The report connects research on detailed transaction histories with Reinvestment Fund’s proprietary Market Value Analyses (MVA), a local stakeholder-informed, data-based, field-validated examination of a city or region’s residential real estate market. The report examines how investment in single-family homes for rental housing that has been lucrative for investors often comes at the expense of homebuyers and tenants. By connecting the traits of home sales to a profile of the markets where those transactions occur, you can understand better what communities are being most impacted by private investors in the residential market. Because of the disproportionate penetration of investors into the more stressed parts of a community’s real estate market, the authors conclude that the situation requires a coordinated and targeted policy response at the federal, state and local levels to help homebuyers compete with investors and to protect renters. The report presents multi-pronged solutions for addressing the increase in investor ownership organized by who is affected and how different levels of government can be involved:
The solutions presented here are not particular to the communities studied in this report. Many metro areas, including Atlanta, are convening state and local entities to address this housing challenge.
In an upcoming U.S. Department of Housing and Urban Development panel discussion moderated by the Office of Policy Development and Research, panelists will discuss institutional investors in the housing markets. “Institutional Investors in Housing” will be held virtually on December 6, from 2 to 4 p.m. The panel will highlight research on this issue and explore actions that various levels of government, along with nonprofits and other mission-driven entities, can take to drive supply to owner-occupants and mission-driven entities.
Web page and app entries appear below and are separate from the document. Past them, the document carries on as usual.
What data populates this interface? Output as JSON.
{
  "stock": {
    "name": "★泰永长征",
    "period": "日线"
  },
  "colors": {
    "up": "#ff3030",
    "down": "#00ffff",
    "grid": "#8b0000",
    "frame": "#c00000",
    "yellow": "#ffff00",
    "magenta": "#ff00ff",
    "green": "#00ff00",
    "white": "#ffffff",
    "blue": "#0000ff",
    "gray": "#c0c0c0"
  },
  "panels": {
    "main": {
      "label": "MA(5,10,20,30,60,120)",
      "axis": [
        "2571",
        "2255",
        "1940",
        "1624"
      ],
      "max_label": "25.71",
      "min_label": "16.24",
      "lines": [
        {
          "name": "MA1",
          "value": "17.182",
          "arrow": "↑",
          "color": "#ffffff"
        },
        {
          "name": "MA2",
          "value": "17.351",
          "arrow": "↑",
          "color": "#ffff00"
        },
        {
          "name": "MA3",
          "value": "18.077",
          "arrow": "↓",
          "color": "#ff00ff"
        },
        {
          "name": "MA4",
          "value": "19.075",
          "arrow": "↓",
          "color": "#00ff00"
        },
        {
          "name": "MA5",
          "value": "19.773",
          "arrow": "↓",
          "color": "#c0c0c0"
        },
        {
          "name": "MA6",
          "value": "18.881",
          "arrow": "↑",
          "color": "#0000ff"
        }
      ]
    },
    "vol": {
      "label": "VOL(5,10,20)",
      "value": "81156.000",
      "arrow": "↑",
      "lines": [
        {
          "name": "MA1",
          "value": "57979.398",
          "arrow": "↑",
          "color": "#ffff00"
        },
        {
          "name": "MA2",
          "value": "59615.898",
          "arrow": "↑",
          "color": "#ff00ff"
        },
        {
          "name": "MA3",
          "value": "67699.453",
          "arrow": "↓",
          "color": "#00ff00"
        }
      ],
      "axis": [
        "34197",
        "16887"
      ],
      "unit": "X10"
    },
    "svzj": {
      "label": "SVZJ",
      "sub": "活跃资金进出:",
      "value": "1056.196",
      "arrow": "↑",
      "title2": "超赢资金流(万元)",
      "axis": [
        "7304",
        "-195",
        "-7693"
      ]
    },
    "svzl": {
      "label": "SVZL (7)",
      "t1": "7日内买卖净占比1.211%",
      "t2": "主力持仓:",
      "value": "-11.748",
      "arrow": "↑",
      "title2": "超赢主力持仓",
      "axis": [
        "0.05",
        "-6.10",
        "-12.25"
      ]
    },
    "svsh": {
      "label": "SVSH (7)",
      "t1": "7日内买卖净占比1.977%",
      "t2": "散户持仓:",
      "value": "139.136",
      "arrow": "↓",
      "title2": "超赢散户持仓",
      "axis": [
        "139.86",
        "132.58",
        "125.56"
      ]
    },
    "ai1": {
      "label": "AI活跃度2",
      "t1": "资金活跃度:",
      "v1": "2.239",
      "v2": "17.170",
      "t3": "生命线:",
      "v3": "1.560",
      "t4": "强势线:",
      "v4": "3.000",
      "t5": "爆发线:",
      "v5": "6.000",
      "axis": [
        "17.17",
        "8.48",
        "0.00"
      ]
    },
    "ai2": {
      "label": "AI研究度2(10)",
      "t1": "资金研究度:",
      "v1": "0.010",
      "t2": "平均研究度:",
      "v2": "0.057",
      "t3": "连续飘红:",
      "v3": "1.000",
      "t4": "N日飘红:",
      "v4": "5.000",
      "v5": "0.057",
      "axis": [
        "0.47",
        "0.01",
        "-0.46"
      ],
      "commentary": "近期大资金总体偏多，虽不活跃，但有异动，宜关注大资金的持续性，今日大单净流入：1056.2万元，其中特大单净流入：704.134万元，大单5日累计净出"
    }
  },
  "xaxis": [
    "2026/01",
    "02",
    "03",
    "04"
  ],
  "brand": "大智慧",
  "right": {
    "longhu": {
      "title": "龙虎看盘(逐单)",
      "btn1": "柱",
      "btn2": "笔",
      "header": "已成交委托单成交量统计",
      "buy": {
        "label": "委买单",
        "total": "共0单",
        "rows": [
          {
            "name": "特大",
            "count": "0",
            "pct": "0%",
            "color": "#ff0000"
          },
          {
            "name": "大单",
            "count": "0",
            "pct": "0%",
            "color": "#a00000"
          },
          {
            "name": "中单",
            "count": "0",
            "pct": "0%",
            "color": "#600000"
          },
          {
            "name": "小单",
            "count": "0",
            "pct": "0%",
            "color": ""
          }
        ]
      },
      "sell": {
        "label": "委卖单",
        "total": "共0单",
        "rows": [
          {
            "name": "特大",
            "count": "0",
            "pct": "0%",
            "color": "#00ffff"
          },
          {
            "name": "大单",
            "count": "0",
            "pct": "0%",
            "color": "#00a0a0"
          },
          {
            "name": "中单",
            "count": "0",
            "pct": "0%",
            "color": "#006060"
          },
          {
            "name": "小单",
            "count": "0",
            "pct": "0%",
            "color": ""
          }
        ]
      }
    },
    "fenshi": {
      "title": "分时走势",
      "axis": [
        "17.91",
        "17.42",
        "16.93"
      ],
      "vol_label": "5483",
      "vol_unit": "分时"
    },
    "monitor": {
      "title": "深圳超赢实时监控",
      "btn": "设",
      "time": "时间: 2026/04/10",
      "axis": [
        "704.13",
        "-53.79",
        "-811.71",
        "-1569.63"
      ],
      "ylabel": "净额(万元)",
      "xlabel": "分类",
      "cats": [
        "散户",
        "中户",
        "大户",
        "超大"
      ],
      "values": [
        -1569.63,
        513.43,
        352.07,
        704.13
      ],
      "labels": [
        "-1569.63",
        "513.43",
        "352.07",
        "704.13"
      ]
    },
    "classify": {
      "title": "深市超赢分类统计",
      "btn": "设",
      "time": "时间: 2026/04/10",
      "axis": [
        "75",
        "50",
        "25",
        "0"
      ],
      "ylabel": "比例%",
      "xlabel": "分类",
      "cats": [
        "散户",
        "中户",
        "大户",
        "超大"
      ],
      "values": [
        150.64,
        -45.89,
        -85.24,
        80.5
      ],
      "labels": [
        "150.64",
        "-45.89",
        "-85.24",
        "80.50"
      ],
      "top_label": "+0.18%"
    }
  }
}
Bruce Katz, Reinvestment Fund’s coauthor in the recent report and founding Director of the Nowak Metro Finance Lab at Drexel University, will be a panelist.
Learn more about our work to support affordable housing.
Originally published in the Saporta Report, December 11, 2022